Focusing primarily on Nigeria and Ghana, the fund will be hosted by the African Center for Energy Policy to support a network of resource governance organizations and civic actors, anti-corruption organizations, budget advocates and local and community organizations addressing inequalities in the region’s natural resource sector.
“Climate change reflects a fundamental failure of global development that is rooted in the extraction of natural resources,” the private US foundation said in a statement. “In West Africa, the extraction of metals, minerals and fossil fuels has exacerbated inequalities and caused severe environmental damage leading to climate change.
In the Foundation’s view, whether natural resources worsen or reduce inequalities depends on who controls those resources, how the benefits derived from them are distributed among different communities, and whether these resources are used in such a way as to promote the restoration or degradation of ecosystems.
“With renewed efforts for the energy transition, there is an opportunity to transform the natural resources sector to embrace equitable governance and sustainable practices,” said Anthony Bebbington, Ford’s program director on natural resources and fuel. climate change, in the brief. “An energy transition that is both low carbon and socially just will be an asset that will help economies to prosper in West Africa while mitigating the impacts of climate change. The key to this is to focus on the needs of local communities affected by resource extraction and to rethink development models and energy systems that benefit communities and support the planet.

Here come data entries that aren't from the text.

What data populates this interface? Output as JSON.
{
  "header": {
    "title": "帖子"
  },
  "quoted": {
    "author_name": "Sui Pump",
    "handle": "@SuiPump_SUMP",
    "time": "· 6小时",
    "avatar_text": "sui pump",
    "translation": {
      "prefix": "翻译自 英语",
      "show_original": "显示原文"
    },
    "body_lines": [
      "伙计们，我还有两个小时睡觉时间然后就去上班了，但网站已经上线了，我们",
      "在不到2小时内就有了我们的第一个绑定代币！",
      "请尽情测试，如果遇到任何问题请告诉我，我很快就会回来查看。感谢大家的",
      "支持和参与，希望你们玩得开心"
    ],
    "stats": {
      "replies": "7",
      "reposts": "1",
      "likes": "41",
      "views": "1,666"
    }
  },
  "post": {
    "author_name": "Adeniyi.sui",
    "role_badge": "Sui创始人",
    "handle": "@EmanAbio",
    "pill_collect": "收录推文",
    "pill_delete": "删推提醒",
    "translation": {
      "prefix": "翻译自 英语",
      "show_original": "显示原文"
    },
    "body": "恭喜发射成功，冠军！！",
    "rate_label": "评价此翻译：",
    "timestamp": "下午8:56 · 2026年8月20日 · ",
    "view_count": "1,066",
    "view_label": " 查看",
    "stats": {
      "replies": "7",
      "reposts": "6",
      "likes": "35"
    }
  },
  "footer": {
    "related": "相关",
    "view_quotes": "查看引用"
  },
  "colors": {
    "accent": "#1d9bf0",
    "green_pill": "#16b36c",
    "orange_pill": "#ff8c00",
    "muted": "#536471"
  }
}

According to Bebbington, the decline in financial support associated with the covid-19 pandemic makes it difficult for civil society organizations in West Africa to effectively promote policy actions that target inequalities and injustice.
Areas of intervention
Given the situation that NGOs in the region face, the new fund will support organizations whose programming ensures that revenues from resource extraction are equitably distributed to meet the development priorities of citizens, especially communities. impoverished, people with disabilities and communities affected by resource extraction. .
Another area of interest is that of an active civil society that demands transparent, efficient and effective allocation of income, expenditure and accounting of income from natural resource extraction to help promote socio-economic development. fair.
The fund will also provide government, non-government and industry groups working to advance an African solution to financing for development that moves away from a model that keeps countries in debt and delays socio-economic progress.
A final key point will be made on industrial groups to ensure that the extraction of natural resources takes into account and mitigates the environmental and social impacts on host communities and their inhabitants.